§ What to work on: Pull every line that holds the word "icon" from the entries.

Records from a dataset
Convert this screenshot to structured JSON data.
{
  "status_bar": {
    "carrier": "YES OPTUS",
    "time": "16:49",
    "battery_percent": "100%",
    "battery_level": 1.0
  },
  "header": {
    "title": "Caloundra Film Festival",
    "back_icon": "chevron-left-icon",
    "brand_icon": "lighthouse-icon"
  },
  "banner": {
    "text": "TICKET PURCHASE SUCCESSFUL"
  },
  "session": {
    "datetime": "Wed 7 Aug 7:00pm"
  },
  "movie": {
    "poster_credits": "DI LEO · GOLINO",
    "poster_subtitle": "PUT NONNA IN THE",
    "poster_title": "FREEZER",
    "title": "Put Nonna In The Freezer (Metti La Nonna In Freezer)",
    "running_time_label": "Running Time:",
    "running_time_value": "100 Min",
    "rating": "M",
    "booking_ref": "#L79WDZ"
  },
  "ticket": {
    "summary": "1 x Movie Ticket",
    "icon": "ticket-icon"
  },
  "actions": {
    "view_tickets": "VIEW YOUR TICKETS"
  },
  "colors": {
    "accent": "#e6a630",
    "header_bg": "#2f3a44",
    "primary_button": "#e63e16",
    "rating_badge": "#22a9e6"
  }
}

§ Exercise output:
    "back_icon": "chevron-left-icon",
    "brand_icon": "lighthouse-icon"
    "icon": "ticket-icon"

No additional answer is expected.